_Task brief:_ Could the data below be copied exactly, minus the pictures?

START Source material

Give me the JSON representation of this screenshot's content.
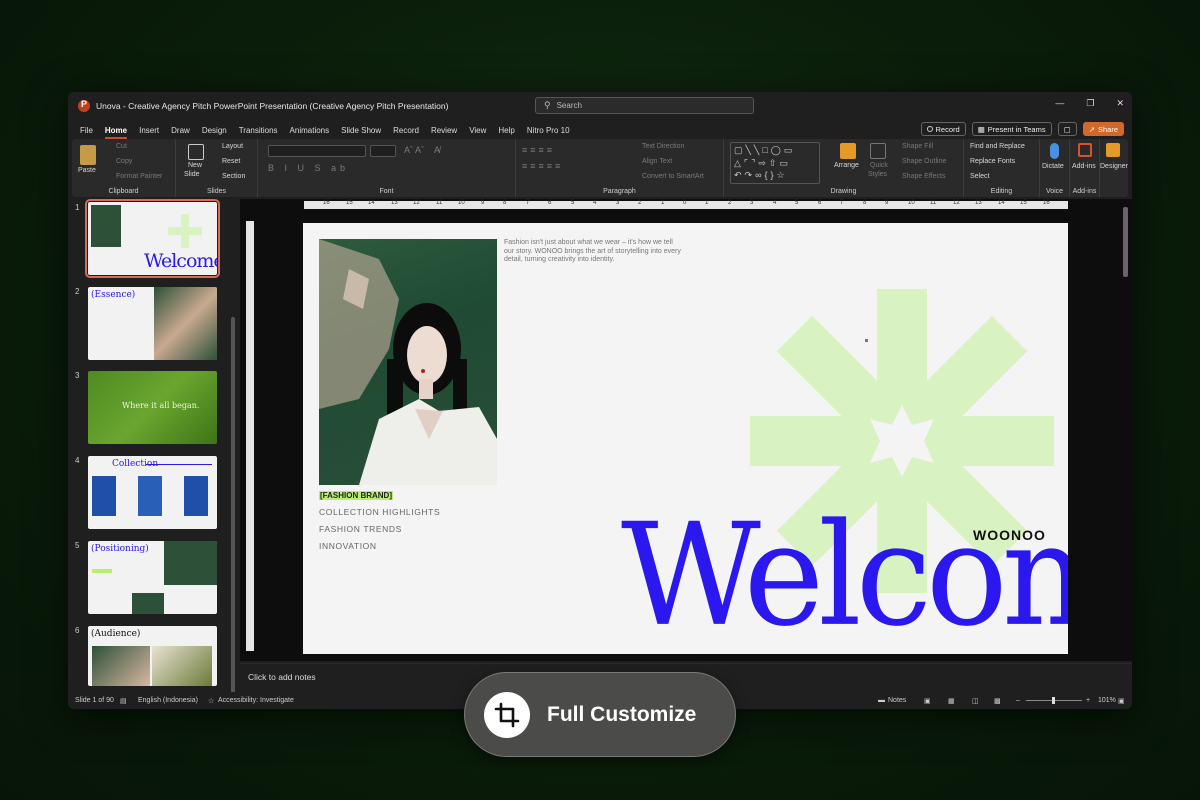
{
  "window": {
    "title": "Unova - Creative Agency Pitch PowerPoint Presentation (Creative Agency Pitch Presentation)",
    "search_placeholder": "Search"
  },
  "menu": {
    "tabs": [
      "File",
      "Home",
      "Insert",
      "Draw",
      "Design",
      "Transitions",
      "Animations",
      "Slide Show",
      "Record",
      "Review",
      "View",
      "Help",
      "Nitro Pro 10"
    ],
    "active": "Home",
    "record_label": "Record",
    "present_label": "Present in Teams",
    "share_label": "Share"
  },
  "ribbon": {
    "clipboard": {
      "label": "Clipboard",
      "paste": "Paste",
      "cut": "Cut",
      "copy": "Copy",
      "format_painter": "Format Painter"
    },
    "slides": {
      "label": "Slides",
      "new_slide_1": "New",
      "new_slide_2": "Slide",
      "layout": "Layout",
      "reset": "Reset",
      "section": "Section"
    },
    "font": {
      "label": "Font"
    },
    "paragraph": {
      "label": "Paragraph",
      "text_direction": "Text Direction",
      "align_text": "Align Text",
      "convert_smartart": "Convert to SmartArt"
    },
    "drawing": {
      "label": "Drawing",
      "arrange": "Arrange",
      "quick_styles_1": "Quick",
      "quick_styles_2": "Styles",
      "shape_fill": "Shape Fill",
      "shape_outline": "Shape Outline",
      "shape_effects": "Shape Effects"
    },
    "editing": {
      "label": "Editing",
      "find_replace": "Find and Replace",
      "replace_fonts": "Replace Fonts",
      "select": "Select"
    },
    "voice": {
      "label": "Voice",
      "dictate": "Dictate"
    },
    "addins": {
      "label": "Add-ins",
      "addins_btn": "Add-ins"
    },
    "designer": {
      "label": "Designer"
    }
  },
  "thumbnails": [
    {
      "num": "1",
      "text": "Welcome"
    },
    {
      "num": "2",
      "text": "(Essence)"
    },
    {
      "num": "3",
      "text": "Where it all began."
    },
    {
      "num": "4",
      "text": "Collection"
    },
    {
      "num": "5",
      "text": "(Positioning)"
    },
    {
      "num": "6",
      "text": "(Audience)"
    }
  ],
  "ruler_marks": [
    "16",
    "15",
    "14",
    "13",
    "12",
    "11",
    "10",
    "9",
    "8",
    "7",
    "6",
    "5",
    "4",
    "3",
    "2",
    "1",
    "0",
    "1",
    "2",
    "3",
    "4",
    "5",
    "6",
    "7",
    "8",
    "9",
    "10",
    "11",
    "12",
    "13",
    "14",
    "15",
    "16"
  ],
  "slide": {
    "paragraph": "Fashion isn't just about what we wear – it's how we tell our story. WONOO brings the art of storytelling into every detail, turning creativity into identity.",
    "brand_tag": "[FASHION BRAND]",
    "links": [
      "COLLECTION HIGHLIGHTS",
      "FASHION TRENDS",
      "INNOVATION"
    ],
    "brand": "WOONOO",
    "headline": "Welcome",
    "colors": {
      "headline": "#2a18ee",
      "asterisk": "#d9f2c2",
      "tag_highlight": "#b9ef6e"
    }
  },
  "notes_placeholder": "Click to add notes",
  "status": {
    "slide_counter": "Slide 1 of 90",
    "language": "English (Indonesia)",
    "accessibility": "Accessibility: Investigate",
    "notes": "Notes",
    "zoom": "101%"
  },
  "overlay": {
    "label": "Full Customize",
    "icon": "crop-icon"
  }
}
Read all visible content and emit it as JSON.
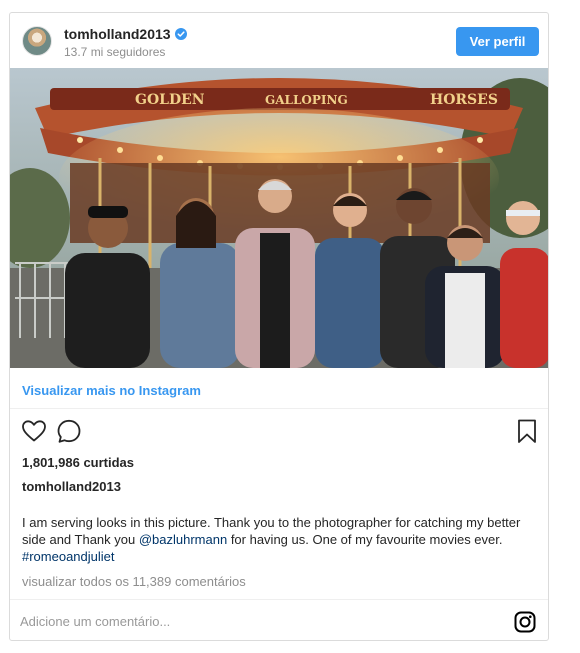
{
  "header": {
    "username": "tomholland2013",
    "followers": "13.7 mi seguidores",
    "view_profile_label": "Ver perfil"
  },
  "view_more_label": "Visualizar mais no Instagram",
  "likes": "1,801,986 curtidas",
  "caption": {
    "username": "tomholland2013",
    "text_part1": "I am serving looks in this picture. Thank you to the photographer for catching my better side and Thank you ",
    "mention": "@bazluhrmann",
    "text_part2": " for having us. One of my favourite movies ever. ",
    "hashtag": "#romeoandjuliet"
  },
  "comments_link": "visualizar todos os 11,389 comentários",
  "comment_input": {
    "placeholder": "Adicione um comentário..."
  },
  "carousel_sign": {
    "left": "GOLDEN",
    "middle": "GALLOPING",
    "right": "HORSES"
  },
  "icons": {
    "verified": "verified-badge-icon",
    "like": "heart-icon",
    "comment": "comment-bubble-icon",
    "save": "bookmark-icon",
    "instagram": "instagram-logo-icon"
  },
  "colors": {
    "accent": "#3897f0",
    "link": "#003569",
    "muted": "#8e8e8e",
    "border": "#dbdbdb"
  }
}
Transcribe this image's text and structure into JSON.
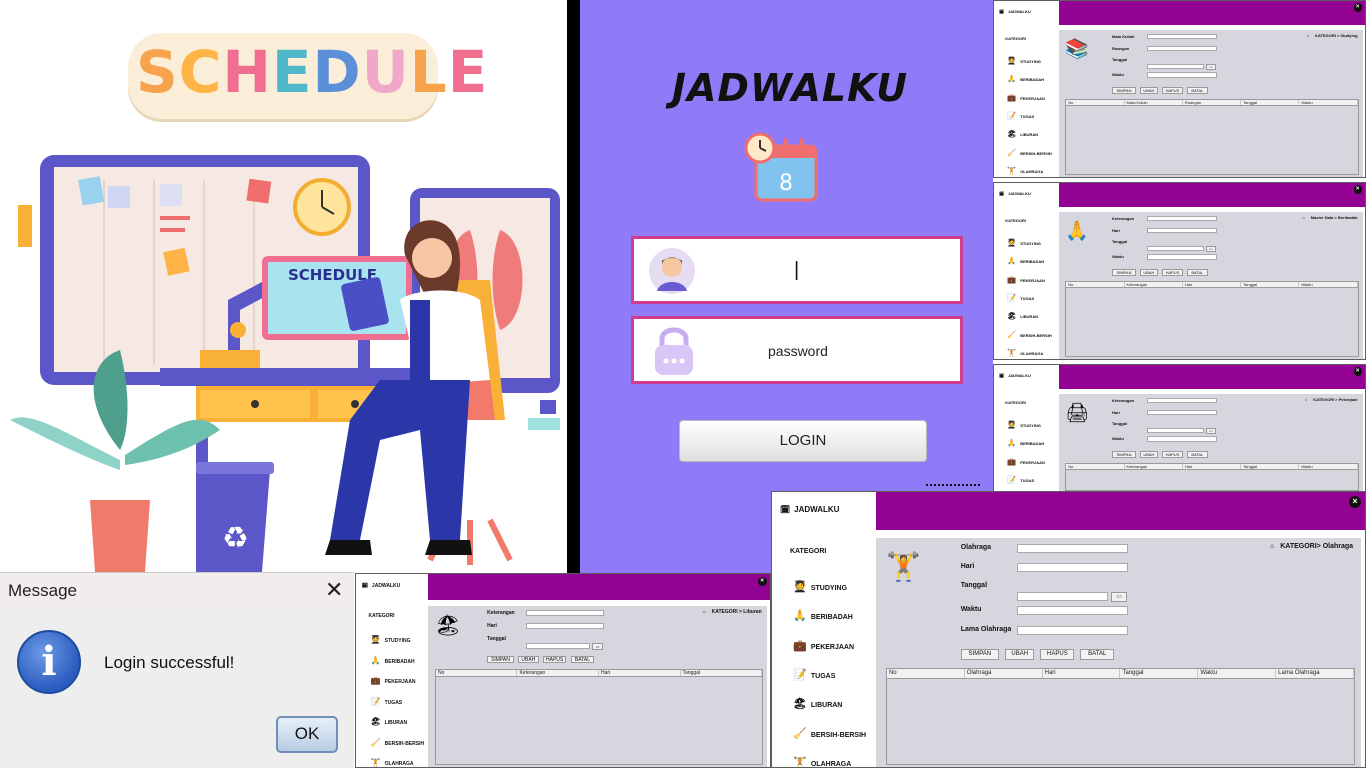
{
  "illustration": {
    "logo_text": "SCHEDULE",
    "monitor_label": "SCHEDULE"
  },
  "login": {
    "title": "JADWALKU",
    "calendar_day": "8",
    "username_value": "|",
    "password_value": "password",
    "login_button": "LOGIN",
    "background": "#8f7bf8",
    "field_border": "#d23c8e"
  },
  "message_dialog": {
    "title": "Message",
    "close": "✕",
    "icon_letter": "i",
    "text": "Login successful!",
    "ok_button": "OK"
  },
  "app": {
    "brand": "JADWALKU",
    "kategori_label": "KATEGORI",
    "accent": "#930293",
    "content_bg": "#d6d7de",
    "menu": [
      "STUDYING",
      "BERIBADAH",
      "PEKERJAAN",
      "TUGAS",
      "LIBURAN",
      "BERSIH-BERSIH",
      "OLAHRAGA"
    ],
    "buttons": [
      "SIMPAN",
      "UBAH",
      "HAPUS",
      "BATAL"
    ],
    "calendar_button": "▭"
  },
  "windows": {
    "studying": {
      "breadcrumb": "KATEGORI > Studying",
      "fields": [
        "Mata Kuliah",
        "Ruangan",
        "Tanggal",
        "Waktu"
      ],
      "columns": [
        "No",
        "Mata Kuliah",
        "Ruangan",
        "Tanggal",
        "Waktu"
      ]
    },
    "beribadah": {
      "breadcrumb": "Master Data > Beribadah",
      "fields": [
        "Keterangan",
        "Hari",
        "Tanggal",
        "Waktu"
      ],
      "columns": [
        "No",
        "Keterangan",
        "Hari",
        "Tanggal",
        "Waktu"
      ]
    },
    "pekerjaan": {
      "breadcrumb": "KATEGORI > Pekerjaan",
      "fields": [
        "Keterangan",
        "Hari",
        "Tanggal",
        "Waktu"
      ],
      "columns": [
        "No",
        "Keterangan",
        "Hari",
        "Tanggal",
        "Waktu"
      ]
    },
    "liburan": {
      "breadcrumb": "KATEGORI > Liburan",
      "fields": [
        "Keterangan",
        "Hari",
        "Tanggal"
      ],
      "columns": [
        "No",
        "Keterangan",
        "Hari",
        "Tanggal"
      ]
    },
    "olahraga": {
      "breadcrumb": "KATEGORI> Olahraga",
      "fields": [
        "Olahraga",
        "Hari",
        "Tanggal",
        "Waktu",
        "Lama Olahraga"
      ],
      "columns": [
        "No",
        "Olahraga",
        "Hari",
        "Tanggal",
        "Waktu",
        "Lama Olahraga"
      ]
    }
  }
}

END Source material

_Written solution:_
Give me the JSON representation of this screenshot's content.
{
  "window": {
    "title": "Unova - Creative Agency Pitch PowerPoint Presentation (Creative Agency Pitch Presentation)",
    "search_placeholder": "Search"
  },
  "menu": {
    "tabs": [
      "File",
      "Home",
      "Insert",
      "Draw",
      "Design",
      "Transitions",
      "Animations",
      "Slide Show",
      "Record",
      "Review",
      "View",
      "Help",
      "Nitro Pro 10"
    ],
    "active": "Home",
    "record_label": "Record",
    "present_label": "Present in Teams",
    "share_label": "Share"
  },
  "ribbon": {
    "clipboard": {
      "label": "Clipboard",
      "paste": "Paste",
      "cut": "Cut",
      "copy": "Copy",
      "format_painter": "Format Painter"
    },
    "slides": {
      "label": "Slides",
      "new_slide_1": "New",
      "new_slide_2": "Slide",
      "layout": "Layout",
      "reset": "Reset",
      "section": "Section"
    },
    "font": {
      "label": "Font"
    },
    "paragraph": {
      "label": "Paragraph",
      "text_direction": "Text Direction",
      "align_text": "Align Text",
      "convert_smartart": "Convert to SmartArt"
    },
    "drawing": {
      "label": "Drawing",
      "arrange": "Arrange",
      "quick_styles_1": "Quick",
      "quick_styles_2": "Styles",
      "shape_fill": "Shape Fill",
      "shape_outline": "Shape Outline",
      "shape_effects": "Shape Effects"
    },
    "editing": {
      "label": "Editing",
      "find_replace": "Find and Replace",
      "replace_fonts": "Replace Fonts",
      "select": "Select"
    },
    "voice": {
      "label": "Voice",
      "dictate": "Dictate"
    },
    "addins": {
      "label": "Add-ins",
      "addins_btn": "Add-ins"
    },
    "designer": {
      "label": "Designer"
    }
  },
  "thumbnails": [
    {
      "num": "1",
      "text": "Welcome"
    },
    {
      "num": "2",
      "text": "(Essence)"
    },
    {
      "num": "3",
      "text": "Where it all began."
    },
    {
      "num": "4",
      "text": "Collection"
    },
    {
      "num": "5",
      "text": "(Positioning)"
    },
    {
      "num": "6",
      "text": "(Audience)"
    }
  ],
  "ruler_marks": [
    "16",
    "15",
    "14",
    "13",
    "12",
    "11",
    "10",
    "9",
    "8",
    "7",
    "6",
    "5",
    "4",
    "3",
    "2",
    "1",
    "0",
    "1",
    "2",
    "3",
    "4",
    "5",
    "6",
    "7",
    "8",
    "9",
    "10",
    "11",
    "12",
    "13",
    "14",
    "15",
    "16"
  ],
  "slide": {
    "paragraph": "Fashion isn't just about what we wear – it's how we tell our story. WONOO brings the art of storytelling into every detail, turning creativity into identity.",
    "brand_tag": "[FASHION BRAND]",
    "links": [
      "COLLECTION HIGHLIGHTS",
      "FASHION TRENDS",
      "INNOVATION"
    ],
    "brand": "WOONOO",
    "headline": "Welcome",
    "colors": {
      "headline": "#2a18ee",
      "asterisk": "#d9f2c2",
      "tag_highlight": "#b9ef6e"
    }
  },
  "notes_placeholder": "Click to add notes",
  "status": {
    "slide_counter": "Slide 1 of 90",
    "language": "English (Indonesia)",
    "accessibility": "Accessibility: Investigate",
    "notes": "Notes",
    "zoom": "101%"
  },
  "overlay": {
    "label": "Full Customize",
    "icon": "crop-icon"
  }
}
Read all visible content and emit it as JSON.
{
  "header": {
    "username": "tomholland2013",
    "followers": "13.7 mi seguidores",
    "view_profile_label": "Ver perfil"
  },
  "view_more_label": "Visualizar mais no Instagram",
  "likes": "1,801,986 curtidas",
  "caption": {
    "username": "tomholland2013",
    "text_part1": "I am serving looks in this picture. Thank you to the photographer for catching my better side and Thank you ",
    "mention": "@bazluhrmann",
    "text_part2": " for having us. One of my favourite movies ever. ",
    "hashtag": "#romeoandjuliet"
  },
  "comments_link": "visualizar todos os 11,389 comentários",
  "comment_input": {
    "placeholder": "Adicione um comentário..."
  },
  "carousel_sign": {
    "left": "GOLDEN",
    "middle": "GALLOPING",
    "right": "HORSES"
  },
  "icons": {
    "verified": "verified-badge-icon",
    "like": "heart-icon",
    "comment": "comment-bubble-icon",
    "save": "bookmark-icon",
    "instagram": "instagram-logo-icon"
  },
  "colors": {
    "accent": "#3897f0",
    "link": "#003569",
    "muted": "#8e8e8e",
    "border": "#dbdbdb"
  }
}
Transcribe this image's text and structure into JSON.
{
  "illustration": {
    "logo_text": "SCHEDULE",
    "monitor_label": "SCHEDULE"
  },
  "login": {
    "title": "JADWALKU",
    "calendar_day": "8",
    "username_value": "|",
    "password_value": "password",
    "login_button": "LOGIN",
    "background": "#8f7bf8",
    "field_border": "#d23c8e"
  },
  "message_dialog": {
    "title": "Message",
    "close": "✕",
    "icon_letter": "i",
    "text": "Login successful!",
    "ok_button": "OK"
  },
  "app": {
    "brand": "JADWALKU",
    "kategori_label": "KATEGORI",
    "accent": "#930293",
    "content_bg": "#d6d7de",
    "menu": [
      "STUDYING",
      "BERIBADAH",
      "PEKERJAAN",
      "TUGAS",
      "LIBURAN",
      "BERSIH-BERSIH",
      "OLAHRAGA"
    ],
    "buttons": [
      "SIMPAN",
      "UBAH",
      "HAPUS",
      "BATAL"
    ],
    "calendar_button": "▭"
  },
  "windows": {
    "studying": {
      "breadcrumb": "KATEGORI > Studying",
      "fields": [
        "Mata Kuliah",
        "Ruangan",
        "Tanggal",
        "Waktu"
      ],
      "columns": [
        "No",
        "Mata Kuliah",
        "Ruangan",
        "Tanggal",
        "Waktu"
      ]
    },
    "beribadah": {
      "breadcrumb": "Master Data > Beribadah",
      "fields": [
        "Keterangan",
        "Hari",
        "Tanggal",
        "Waktu"
      ],
      "columns": [
        "No",
        "Keterangan",
        "Hari",
        "Tanggal",
        "Waktu"
      ]
    },
    "pekerjaan": {
      "breadcrumb": "KATEGORI > Pekerjaan",
      "fields": [
        "Keterangan",
        "Hari",
        "Tanggal",
        "Waktu"
      ],
      "columns": [
        "No",
        "Keterangan",
        "Hari",
        "Tanggal",
        "Waktu"
      ]
    },
    "liburan": {
      "breadcrumb": "KATEGORI > Liburan",
      "fields": [
        "Keterangan",
        "Hari",
        "Tanggal"
      ],
      "columns": [
        "No",
        "Keterangan",
        "Hari",
        "Tanggal"
      ]
    },
    "olahraga": {
      "breadcrumb": "KATEGORI> Olahraga",
      "fields": [
        "Olahraga",
        "Hari",
        "Tanggal",
        "Waktu",
        "Lama Olahraga"
      ],
      "columns": [
        "No",
        "Olahraga",
        "Hari",
        "Tanggal",
        "Waktu",
        "Lama Olahraga"
      ]
    }
  }
}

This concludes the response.